The private sector and the unofficial bar have observed that money laundering in the private sector escaped unreported to the Financial Intelligence Unit (FIU) of the Central Bank of Sri Lanka (CBSL).
There are various types of audits such as statutory audits conducted based on the Companies Act, financial audits in the Government and value for money audits.
Theoretically, forensic auditing looks at aspects such as fraud and misappropriation. Basically, forensic auditing looks at things which have already taken place. It is the day-to-day job of the internal audit divisions within the various private sector entities to conduct forensic audits.
The management or director board or shareholders of private sector entities, for example with that of a marketing company, however would also engage an external party to conduct a forensic audit. There are two parties involved. This is a privately agreed upon affair. The forensic auditor has to look at a specific area. The scope is defined in such a case by the assignment giver, that is the management or the director board or the shareholders along with the forensic auditor.

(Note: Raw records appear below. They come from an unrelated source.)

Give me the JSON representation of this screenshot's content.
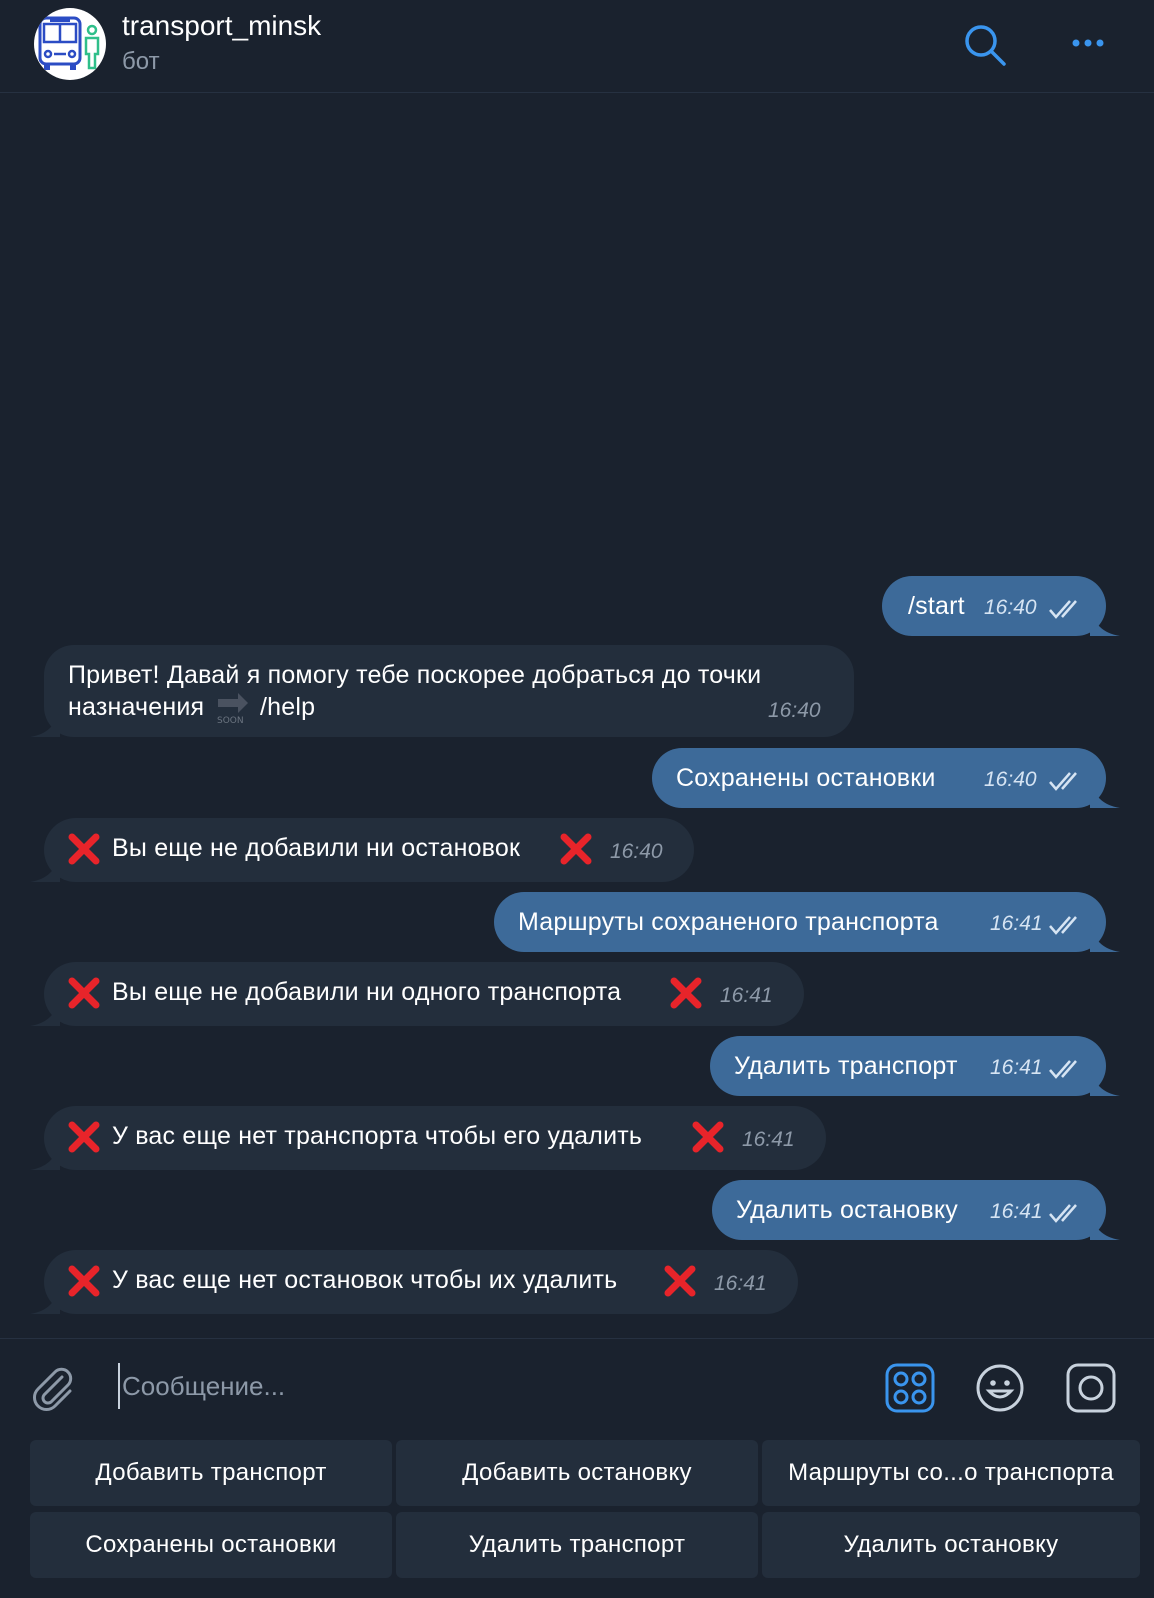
{
  "header": {
    "title": "transport_minsk",
    "subtitle": "бот",
    "search_icon": "search-icon",
    "more_icon": "more-dots-icon"
  },
  "messages": [
    {
      "dir": "out",
      "text": "/start",
      "time": "16:40",
      "is_command": true
    },
    {
      "dir": "in",
      "line1": "Привет! Давай я помогу тебе поскорее добраться до точки",
      "line2": "назначения",
      "emoji": "soon-arrow-emoji",
      "emoji_text": "SOON",
      "link": "/help",
      "time": "16:40"
    },
    {
      "dir": "out",
      "text": "Сохранены остановки",
      "time": "16:40"
    },
    {
      "dir": "in",
      "text": "Вы еще не добавили ни остановок",
      "time": "16:40"
    },
    {
      "dir": "out",
      "text": "Маршруты сохраненого транспорта",
      "time": "16:41"
    },
    {
      "dir": "in",
      "text": "Вы еще не добавили ни одного транспорта",
      "time": "16:41"
    },
    {
      "dir": "out",
      "text": "Удалить транспорт",
      "time": "16:41"
    },
    {
      "dir": "in",
      "text": "У вас еще нет транспорта чтобы его удалить",
      "time": "16:41"
    },
    {
      "dir": "out",
      "text": "Удалить остановку",
      "time": "16:41"
    },
    {
      "dir": "in",
      "text": "У вас еще нет остановок чтобы их удалить",
      "time": "16:41"
    }
  ],
  "composer": {
    "placeholder": "Сообщение...",
    "attach_icon": "paperclip-icon",
    "commands_icon": "bot-commands-icon",
    "emoji_icon": "emoji-icon",
    "sticker_icon": "sticker-icon"
  },
  "keyboard": [
    [
      "Добавить транспорт",
      "Добавить остановку",
      "Маршруты со...о транспорта"
    ],
    [
      "Сохранены остановки",
      "Удалить транспорт",
      "Удалить остановку"
    ]
  ],
  "colors": {
    "background": "#1a222e",
    "outgoing_bubble": "#3d6a99",
    "incoming_bubble": "#232e3c",
    "link": "#6fb8ff",
    "accent": "#3a95ee",
    "cross": "#e8242a"
  }
}
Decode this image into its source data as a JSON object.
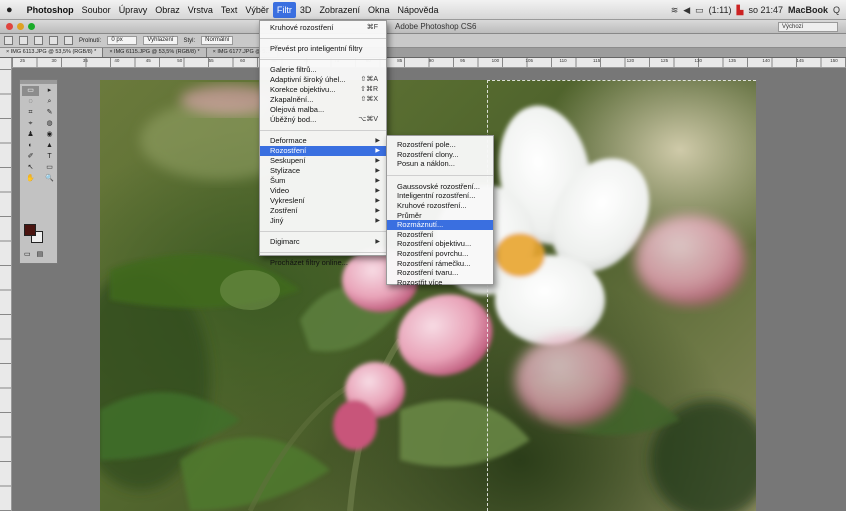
{
  "menubar": {
    "apple": "",
    "items": [
      "Photoshop",
      "Soubor",
      "Úpravy",
      "Obraz",
      "Vrstva",
      "Text",
      "Výběr",
      "Filtr",
      "3D",
      "Zobrazení",
      "Okna",
      "Nápověda"
    ],
    "active_index": 7,
    "status": {
      "time": "so 21:47",
      "machine": "MacBook",
      "battery": "(1:11)",
      "search_icon": "Q"
    }
  },
  "app": {
    "title": "Adobe Photoshop CS6",
    "workspace": "Výchozí"
  },
  "options_bar": {
    "prolnuti_label": "Prolnutí:",
    "prolnuti_value": "0 px",
    "vyhlazeni": "Vyhlazení",
    "styl_label": "Styl:",
    "styl_value": "Normální"
  },
  "tabs": [
    "IMG 6113.JPG @ 53,5% (RGB/8) *",
    "IMG 6115.JPG @ 53,5% (RGB/8) *",
    "IMG 6177.JPG @ 5…"
  ],
  "ruler_numbers": [
    "25",
    "30",
    "35",
    "40",
    "45",
    "50",
    "55",
    "60",
    "65",
    "70",
    "75",
    "80",
    "85",
    "90",
    "95",
    "100",
    "105",
    "110",
    "115",
    "120",
    "125",
    "130",
    "135",
    "140",
    "145",
    "150"
  ],
  "filter_menu": {
    "items": [
      {
        "label": "Kruhové rozostření",
        "shortcut": "⌘F"
      },
      {
        "sep": true
      },
      {
        "label": "Převést pro inteligentní filtry"
      },
      {
        "sep": true
      },
      {
        "label": "Galerie filtrů..."
      },
      {
        "label": "Adaptivní široký úhel...",
        "shortcut": "⇧⌘A"
      },
      {
        "label": "Korekce objektivu...",
        "shortcut": "⇧⌘R"
      },
      {
        "label": "Zkapalnění...",
        "shortcut": "⇧⌘X"
      },
      {
        "label": "Olejová malba..."
      },
      {
        "label": "Úběžný bod...",
        "shortcut": "⌥⌘V"
      },
      {
        "sep": true
      },
      {
        "label": "Deformace",
        "submenu": true
      },
      {
        "label": "Rozostření",
        "submenu": true,
        "highlight": true
      },
      {
        "label": "Seskupení",
        "submenu": true
      },
      {
        "label": "Stylizace",
        "submenu": true
      },
      {
        "label": "Šum",
        "submenu": true
      },
      {
        "label": "Video",
        "submenu": true
      },
      {
        "label": "Vykreslení",
        "submenu": true
      },
      {
        "label": "Zostření",
        "submenu": true
      },
      {
        "label": "Jiný",
        "submenu": true
      },
      {
        "sep": true
      },
      {
        "label": "Digimarc",
        "submenu": true
      },
      {
        "sep": true
      },
      {
        "label": "Procházet filtry online..."
      }
    ]
  },
  "blur_submenu": {
    "items": [
      {
        "label": "Rozostření pole..."
      },
      {
        "label": "Rozostření clony..."
      },
      {
        "label": "Posun a náklon..."
      },
      {
        "sep": true
      },
      {
        "label": "Gaussovské rozostření..."
      },
      {
        "label": "Inteligentní rozostření..."
      },
      {
        "label": "Kruhové rozostření..."
      },
      {
        "label": "Průměr"
      },
      {
        "label": "Rozmáznutí...",
        "highlight": true
      },
      {
        "label": "Rozostření"
      },
      {
        "label": "Rozostření objektivu..."
      },
      {
        "label": "Rozostření povrchu..."
      },
      {
        "label": "Rozostření rámečku..."
      },
      {
        "label": "Rozostření tvaru..."
      },
      {
        "label": "Rozostřit více"
      }
    ]
  },
  "tools": [
    "▭",
    "▸",
    "◌",
    "⌕",
    "⌗",
    "✎",
    "⌖",
    "◍",
    "♟",
    "◉",
    "◐",
    "▲",
    "✐",
    "T",
    "↖",
    "▭",
    "✋",
    "🔍"
  ],
  "colors": {
    "highlight": "#3a6fe0",
    "foreground_swatch": "#4a1410",
    "background_swatch": "#eeeeee"
  }
}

The forensic auditor will look at the relevant financial regulations, relevant standard operating procedures, relevant procedural manuals, the Banking Act, exchange control laws and other regulations like governing a municipal council or the Sri Lanka Tourist Board, if any such party is also involved.
If there is a violation detected during the forensic audit, to what extent certain regulations of the Prevention of Money Laundering Act would apply is also looked at. As per the money laundering laws, if an allegation is levelled against someone, one is assumed guilty until proven innocent. Whereas, this is not the case in common law. Money laundering laws also override all secrecy clauses. The Computer Crime Act may also be applicable.

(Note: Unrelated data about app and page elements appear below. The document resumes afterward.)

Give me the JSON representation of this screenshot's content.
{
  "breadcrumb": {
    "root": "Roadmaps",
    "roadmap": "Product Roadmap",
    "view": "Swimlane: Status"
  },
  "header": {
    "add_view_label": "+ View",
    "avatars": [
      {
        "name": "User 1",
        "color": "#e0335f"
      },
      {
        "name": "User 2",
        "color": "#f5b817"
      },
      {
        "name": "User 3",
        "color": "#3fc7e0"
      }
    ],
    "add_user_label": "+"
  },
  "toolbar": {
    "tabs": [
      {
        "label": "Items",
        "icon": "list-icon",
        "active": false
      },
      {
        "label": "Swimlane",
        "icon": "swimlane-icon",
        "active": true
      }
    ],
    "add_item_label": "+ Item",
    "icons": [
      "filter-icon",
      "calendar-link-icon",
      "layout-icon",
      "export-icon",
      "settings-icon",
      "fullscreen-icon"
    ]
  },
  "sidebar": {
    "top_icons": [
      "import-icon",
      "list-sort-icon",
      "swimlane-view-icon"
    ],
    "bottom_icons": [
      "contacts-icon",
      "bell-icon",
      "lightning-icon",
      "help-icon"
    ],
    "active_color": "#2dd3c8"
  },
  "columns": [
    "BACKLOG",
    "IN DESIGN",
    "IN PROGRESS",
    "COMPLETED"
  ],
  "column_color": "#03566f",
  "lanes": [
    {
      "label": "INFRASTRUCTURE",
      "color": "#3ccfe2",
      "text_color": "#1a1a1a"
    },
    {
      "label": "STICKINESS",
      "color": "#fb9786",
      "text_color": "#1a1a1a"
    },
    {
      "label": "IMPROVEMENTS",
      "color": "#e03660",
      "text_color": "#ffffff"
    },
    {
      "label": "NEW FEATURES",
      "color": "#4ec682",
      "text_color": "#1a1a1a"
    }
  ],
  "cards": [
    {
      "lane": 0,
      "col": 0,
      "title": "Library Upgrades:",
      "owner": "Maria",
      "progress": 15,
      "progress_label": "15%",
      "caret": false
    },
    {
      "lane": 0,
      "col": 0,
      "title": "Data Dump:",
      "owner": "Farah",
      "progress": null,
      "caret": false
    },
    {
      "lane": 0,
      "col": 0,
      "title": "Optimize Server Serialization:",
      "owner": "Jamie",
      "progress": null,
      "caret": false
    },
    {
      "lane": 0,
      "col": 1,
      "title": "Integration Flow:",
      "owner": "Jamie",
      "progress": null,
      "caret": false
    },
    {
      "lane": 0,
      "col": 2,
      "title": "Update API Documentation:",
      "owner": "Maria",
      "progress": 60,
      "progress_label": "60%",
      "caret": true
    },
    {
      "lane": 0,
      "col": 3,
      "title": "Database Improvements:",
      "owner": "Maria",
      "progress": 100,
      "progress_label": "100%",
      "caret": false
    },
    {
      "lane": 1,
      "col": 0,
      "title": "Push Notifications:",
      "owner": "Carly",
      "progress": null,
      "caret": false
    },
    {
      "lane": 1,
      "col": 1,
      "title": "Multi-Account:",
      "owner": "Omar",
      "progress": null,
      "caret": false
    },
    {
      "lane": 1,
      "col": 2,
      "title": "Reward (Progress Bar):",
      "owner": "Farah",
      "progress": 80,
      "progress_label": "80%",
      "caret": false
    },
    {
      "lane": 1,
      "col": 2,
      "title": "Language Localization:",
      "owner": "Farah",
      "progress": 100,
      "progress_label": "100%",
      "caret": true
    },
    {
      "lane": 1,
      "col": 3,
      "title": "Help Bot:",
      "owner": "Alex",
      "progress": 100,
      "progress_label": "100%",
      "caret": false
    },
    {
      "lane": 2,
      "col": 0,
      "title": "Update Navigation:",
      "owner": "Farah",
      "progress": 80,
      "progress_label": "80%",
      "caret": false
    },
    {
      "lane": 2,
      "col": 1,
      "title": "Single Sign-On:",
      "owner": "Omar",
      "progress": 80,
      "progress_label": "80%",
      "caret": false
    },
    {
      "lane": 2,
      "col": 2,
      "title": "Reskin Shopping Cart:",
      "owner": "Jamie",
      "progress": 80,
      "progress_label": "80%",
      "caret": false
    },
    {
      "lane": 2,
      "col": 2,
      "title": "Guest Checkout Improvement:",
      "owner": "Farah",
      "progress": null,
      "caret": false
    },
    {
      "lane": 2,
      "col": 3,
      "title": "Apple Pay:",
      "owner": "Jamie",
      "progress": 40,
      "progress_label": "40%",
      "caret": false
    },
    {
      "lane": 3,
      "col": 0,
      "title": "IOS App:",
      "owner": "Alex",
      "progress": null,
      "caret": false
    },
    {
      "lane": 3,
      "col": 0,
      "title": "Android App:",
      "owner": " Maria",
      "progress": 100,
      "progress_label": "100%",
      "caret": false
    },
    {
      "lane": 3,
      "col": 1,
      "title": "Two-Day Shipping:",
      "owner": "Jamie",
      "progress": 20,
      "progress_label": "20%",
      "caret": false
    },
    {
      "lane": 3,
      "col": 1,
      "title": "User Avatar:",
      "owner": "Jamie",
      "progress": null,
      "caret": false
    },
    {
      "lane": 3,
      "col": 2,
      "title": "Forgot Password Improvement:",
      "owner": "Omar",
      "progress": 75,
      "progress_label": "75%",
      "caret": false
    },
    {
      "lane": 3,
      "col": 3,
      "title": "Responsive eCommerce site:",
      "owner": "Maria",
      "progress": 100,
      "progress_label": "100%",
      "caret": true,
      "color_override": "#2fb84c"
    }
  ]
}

Which aspects to be placed emphasis on is decided next, whereby the forensic auditor using his or her skills and experience, judges the amount of time allocated per aspect.
The audit procedures and steps followed in conducting the audit are upon the guidelines laid down by the Institute of Chartered Accountants of Sri Lanka and agreed upon procedural engagements based on Sri Lanka Standards on Review Engagements (SLSRE).

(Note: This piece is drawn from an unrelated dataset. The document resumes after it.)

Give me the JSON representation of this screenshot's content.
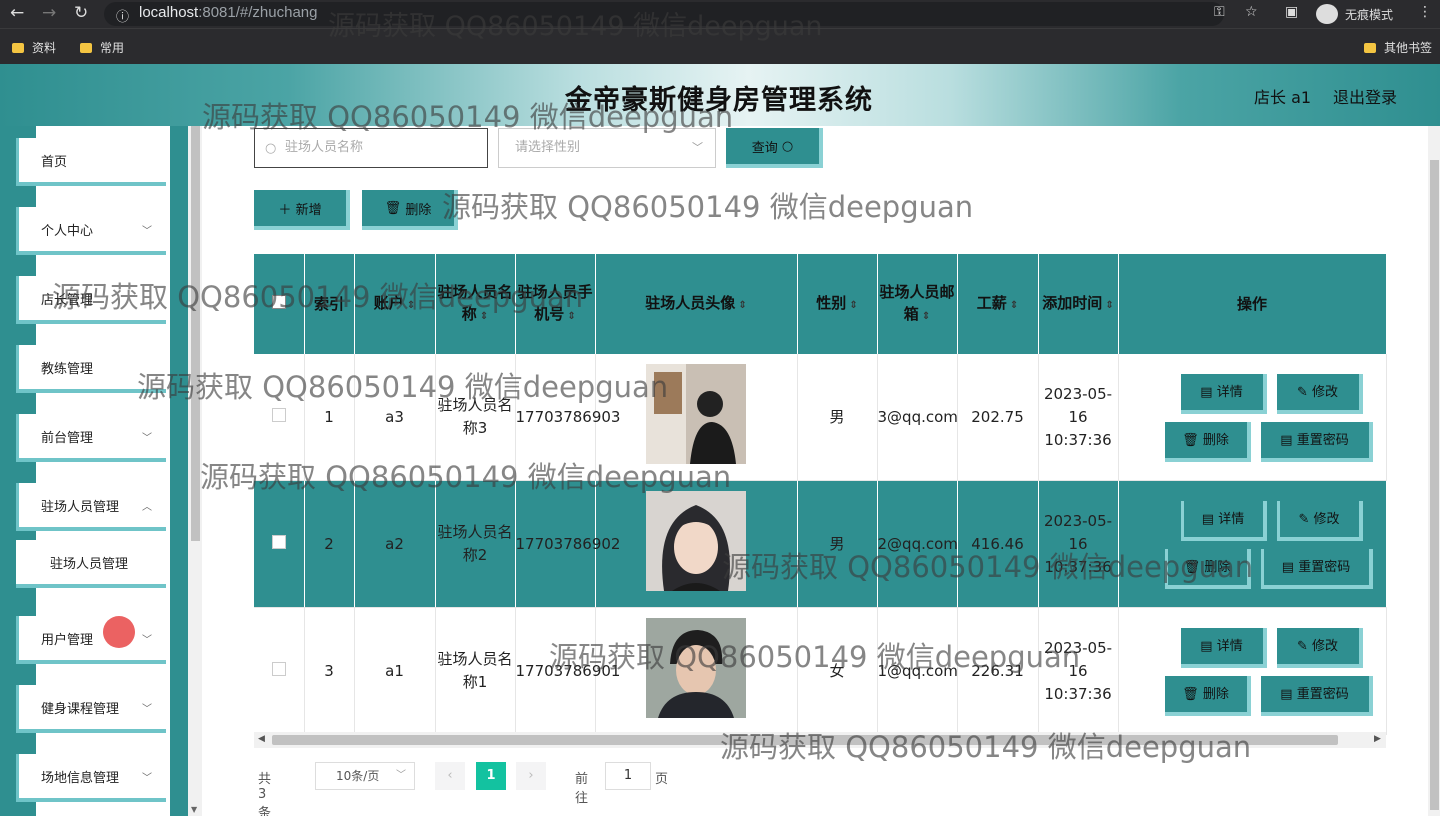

Then a multidisciplinary team composed of legal experts (attorneys who are specialized in looking at aspects concerning the relevant law), financial experts (to look at aspects concerning finance) including accountants, information technology experts and in the case of the Police Financial Crimes Investigation Division (FCID) conducting investigations, law enforcement officers to look into the criminal aspects, should be deployed to engage in field work.
Attorney-at-Law at Sudath Perera Associates, Laknath Jayawickrama said that there were no guidelines laid down by the legal profession for the conducting of forensic audits, adding that lawyers could also be held liable for not conducting a proper forensic audit.
Yet it is mostly accountants who are thus engaged and employed to purely look into the financial aspects, he pointed out, adding that the multidisciplinary approach is never practised in reality.
There is today a need for an overall holistic approach to be taken and for this a competent multidisciplinary team and approach is required and essential, he noted.
The outcomes and findings are then compiled as a report.
There could be cover-ups of various malpractices committed by the internal audit divisions of the companies, Jayawickrama further added.
The forensic auditor engaged then reports back to the management or the director board or the shareholders who commissioned his services and the report.
However, if in the conducting of the audit, the forensic auditor uncovers problems in the company in relation to the laws governing money laundering, he or she should report it to the FIU of the CBSL.
“The forensic auditor’s job is a risky one. At this juncture, the forensic auditor faces a dilemma, which is whether to report only to those who commissioned the report along with his or her services or to the FIU of the CBSL. If he or she reports to the FIU of the CBSL, he or she is then guaranteed to never again receive a job from the said company plus the fact that he or she reported the matter to the FIU of the CBSL will be no secret in the industry and job market. It will lead to him or her being blacklisted. It then becomes a question of keeping one’s career intact,” Jayawickrama explained.
He also noted that the issue has to be addressed.
“A new authority and regulatory mechanism could be set up to look into these matters. Forensic auditors and accountants should be given the necessary protection. They must be encouraged to report money laundering to the FIU of the CBSL. They should be allowed to give evidence by way of signing a sworn affidavit instead of being hassled by having to wait at the FCID or the Commission to Investigate Allegations of Bribery or Corruption or the Anti-Corruption Secretariat or the Presidential Commission of Inquiry to Investigate and Inquire into Serious Acts of Fraud, Corruption and Abuse of Power, State Resources and Privileges for eight hours or to appear in Courts, three to four times a month. As when certain matters are heard in a judge’s chamber, confidentiality must be guaranteed,” he said.
Partner – Head of Forensic Service at KPMG, Sri Lanka, Jagath Perera, Deputy Inspector General of Police (DIG), Priyantha Jayakody, former Deputy Governor of the CBSL, W.A. Wijewardena, and Sri Lanka Insurance Ombudsman, Attorney-at-Law Dr. Wickrema Weerasooria were not available for comment.